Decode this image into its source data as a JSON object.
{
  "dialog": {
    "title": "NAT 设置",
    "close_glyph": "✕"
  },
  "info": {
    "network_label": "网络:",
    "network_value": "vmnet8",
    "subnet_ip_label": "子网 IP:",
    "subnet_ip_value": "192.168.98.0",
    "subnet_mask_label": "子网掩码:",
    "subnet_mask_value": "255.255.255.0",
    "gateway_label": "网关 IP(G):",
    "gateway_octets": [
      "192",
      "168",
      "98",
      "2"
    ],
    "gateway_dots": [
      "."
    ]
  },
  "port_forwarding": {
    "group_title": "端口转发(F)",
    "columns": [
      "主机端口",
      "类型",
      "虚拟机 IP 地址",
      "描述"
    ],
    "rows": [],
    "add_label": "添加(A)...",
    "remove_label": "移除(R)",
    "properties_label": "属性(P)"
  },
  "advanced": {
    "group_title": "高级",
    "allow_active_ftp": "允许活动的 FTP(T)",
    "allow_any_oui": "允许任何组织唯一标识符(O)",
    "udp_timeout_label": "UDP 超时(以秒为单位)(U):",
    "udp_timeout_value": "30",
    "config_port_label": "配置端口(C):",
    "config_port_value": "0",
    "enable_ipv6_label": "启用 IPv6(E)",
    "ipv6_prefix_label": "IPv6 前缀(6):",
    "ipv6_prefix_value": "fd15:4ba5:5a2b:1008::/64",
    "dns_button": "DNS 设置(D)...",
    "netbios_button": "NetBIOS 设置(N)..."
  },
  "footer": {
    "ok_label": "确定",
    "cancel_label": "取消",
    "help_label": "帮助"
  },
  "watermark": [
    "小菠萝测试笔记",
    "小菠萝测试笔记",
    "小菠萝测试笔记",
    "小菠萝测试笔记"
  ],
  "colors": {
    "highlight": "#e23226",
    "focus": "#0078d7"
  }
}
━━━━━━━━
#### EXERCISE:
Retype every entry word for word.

#### EXERCISE RESULT:
Decode this image into its source data as a JSON object.
{
  "dialog": {
    "title": "NAT 设置",
    "close_glyph": "✕"
  },
  "info": {
    "network_label": "网络:",
    "network_value": "vmnet8",
    "subnet_ip_label": "子网 IP:",
    "subnet_ip_value": "192.168.98.0",
    "subnet_mask_label": "子网掩码:",
    "subnet_mask_value": "255.255.255.0",
    "gateway_label": "网关 IP(G):",
    "gateway_octets": [
      "192",
      "168",
      "98",
      "2"
    ],
    "gateway_dots": [
      "."
    ]
  },
  "port_forwarding": {
    "group_title": "端口转发(F)",
    "columns": [
      "主机端口",
      "类型",
      "虚拟机 IP 地址",
      "描述"
    ],
    "rows": [],
    "add_label": "添加(A)...",
    "remove_label": "移除(R)",
    "properties_label": "属性(P)"
  },
  "advanced": {
    "group_title": "高级",
    "allow_active_ftp": "允许活动的 FTP(T)",
    "allow_any_oui": "允许任何组织唯一标识符(O)",
    "udp_timeout_label": "UDP 超时(以秒为单位)(U):",
    "udp_timeout_value": "30",
    "config_port_label": "配置端口(C):",
    "config_port_value": "0",
    "enable_ipv6_label": "启用 IPv6(E)",
    "ipv6_prefix_label": "IPv6 前缀(6):",
    "ipv6_prefix_value": "fd15:4ba5:5a2b:1008::/64",
    "dns_button": "DNS 设置(D)...",
    "netbios_button": "NetBIOS 设置(N)..."
  },
  "footer": {
    "ok_label": "确定",
    "cancel_label": "取消",
    "help_label": "帮助"
  },
  "watermark": [
    "小菠萝测试笔记",
    "小菠萝测试笔记",
    "小菠萝测试笔记",
    "小菠萝测试笔记"
  ],
  "colors": {
    "highlight": "#e23226",
    "focus": "#0078d7"
  }
}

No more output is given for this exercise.